(Element data from apps and pages)
________________________
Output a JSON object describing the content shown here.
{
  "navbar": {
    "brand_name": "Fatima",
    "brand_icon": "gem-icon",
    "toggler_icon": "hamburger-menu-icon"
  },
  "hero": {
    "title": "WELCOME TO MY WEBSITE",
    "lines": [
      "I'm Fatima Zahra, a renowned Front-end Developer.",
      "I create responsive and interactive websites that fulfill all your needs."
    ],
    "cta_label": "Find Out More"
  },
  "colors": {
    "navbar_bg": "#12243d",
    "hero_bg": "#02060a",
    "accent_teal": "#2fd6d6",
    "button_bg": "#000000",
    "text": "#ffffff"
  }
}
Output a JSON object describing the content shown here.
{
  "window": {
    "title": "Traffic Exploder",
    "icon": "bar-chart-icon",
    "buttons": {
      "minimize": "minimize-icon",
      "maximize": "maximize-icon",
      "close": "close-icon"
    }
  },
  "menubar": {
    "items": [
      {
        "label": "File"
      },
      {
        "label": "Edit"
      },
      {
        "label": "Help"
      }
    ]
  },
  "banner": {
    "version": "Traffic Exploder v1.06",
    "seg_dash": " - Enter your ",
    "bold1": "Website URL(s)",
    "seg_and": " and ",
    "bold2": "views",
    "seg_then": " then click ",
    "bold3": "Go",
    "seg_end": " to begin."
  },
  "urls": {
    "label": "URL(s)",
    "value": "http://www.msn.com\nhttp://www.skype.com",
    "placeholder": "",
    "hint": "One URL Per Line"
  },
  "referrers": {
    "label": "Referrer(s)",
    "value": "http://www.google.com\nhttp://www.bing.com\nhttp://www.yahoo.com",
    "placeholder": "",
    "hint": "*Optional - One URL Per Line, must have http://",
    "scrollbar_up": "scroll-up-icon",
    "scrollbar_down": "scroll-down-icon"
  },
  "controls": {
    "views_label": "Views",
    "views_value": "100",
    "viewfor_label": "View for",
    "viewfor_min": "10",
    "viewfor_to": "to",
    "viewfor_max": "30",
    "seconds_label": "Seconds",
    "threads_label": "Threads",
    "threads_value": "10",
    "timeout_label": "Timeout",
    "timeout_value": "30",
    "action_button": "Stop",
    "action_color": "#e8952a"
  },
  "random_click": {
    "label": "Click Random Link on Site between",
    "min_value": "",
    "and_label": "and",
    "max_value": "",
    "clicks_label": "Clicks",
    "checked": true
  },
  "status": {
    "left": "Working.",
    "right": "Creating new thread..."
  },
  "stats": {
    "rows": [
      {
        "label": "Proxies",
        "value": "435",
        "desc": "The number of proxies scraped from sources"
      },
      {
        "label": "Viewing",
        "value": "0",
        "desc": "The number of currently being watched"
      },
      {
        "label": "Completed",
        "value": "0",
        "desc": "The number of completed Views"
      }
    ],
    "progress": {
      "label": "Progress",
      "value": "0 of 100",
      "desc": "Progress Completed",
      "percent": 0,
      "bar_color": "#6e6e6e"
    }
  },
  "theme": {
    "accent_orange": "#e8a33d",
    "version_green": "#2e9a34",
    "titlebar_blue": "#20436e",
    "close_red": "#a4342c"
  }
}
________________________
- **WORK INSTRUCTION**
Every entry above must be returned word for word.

- **SOLUTION FOR THIS TASK**
Output a JSON object describing the content shown here.
{
  "navbar": {
    "brand_name": "Fatima",
    "brand_icon": "gem-icon",
    "toggler_icon": "hamburger-menu-icon"
  },
  "hero": {
    "title": "WELCOME TO MY WEBSITE",
    "lines": [
      "I'm Fatima Zahra, a renowned Front-end Developer.",
      "I create responsive and interactive websites that fulfill all your needs."
    ],
    "cta_label": "Find Out More"
  },
  "colors": {
    "navbar_bg": "#12243d",
    "hero_bg": "#02060a",
    "accent_teal": "#2fd6d6",
    "button_bg": "#000000",
    "text": "#ffffff"
  }
}
Output a JSON object describing the content shown here.
{
  "window": {
    "title": "Traffic Exploder",
    "icon": "bar-chart-icon",
    "buttons": {
      "minimize": "minimize-icon",
      "maximize": "maximize-icon",
      "close": "close-icon"
    }
  },
  "menubar": {
    "items": [
      {
        "label": "File"
      },
      {
        "label": "Edit"
      },
      {
        "label": "Help"
      }
    ]
  },
  "banner": {
    "version": "Traffic Exploder v1.06",
    "seg_dash": " - Enter your ",
    "bold1": "Website URL(s)",
    "seg_and": " and ",
    "bold2": "views",
    "seg_then": " then click ",
    "bold3": "Go",
    "seg_end": " to begin."
  },
  "urls": {
    "label": "URL(s)",
    "value": "http://www.msn.com\nhttp://www.skype.com",
    "placeholder": "",
    "hint": "One URL Per Line"
  },
  "referrers": {
    "label": "Referrer(s)",
    "value": "http://www.google.com\nhttp://www.bing.com\nhttp://www.yahoo.com",
    "placeholder": "",
    "hint": "*Optional - One URL Per Line, must have http://",
    "scrollbar_up": "scroll-up-icon",
    "scrollbar_down": "scroll-down-icon"
  },
  "controls": {
    "views_label": "Views",
    "views_value": "100",
    "viewfor_label": "View for",
    "viewfor_min": "10",
    "viewfor_to": "to",
    "viewfor_max": "30",
    "seconds_label": "Seconds",
    "threads_label": "Threads",
    "threads_value": "10",
    "timeout_label": "Timeout",
    "timeout_value": "30",
    "action_button": "Stop",
    "action_color": "#e8952a"
  },
  "random_click": {
    "label": "Click Random Link on Site between",
    "min_value": "",
    "and_label": "and",
    "max_value": "",
    "clicks_label": "Clicks",
    "checked": true
  },
  "status": {
    "left": "Working.",
    "right": "Creating new thread..."
  },
  "stats": {
    "rows": [
      {
        "label": "Proxies",
        "value": "435",
        "desc": "The number of proxies scraped from sources"
      },
      {
        "label": "Viewing",
        "value": "0",
        "desc": "The number of currently being watched"
      },
      {
        "label": "Completed",
        "value": "0",
        "desc": "The number of completed Views"
      }
    ],
    "progress": {
      "label": "Progress",
      "value": "0 of 100",
      "desc": "Progress Completed",
      "percent": 0,
      "bar_color": "#6e6e6e"
    }
  },
  "theme": {
    "accent_orange": "#e8a33d",
    "version_green": "#2e9a34",
    "titlebar_blue": "#20436e",
    "close_red": "#a4342c"
  }
}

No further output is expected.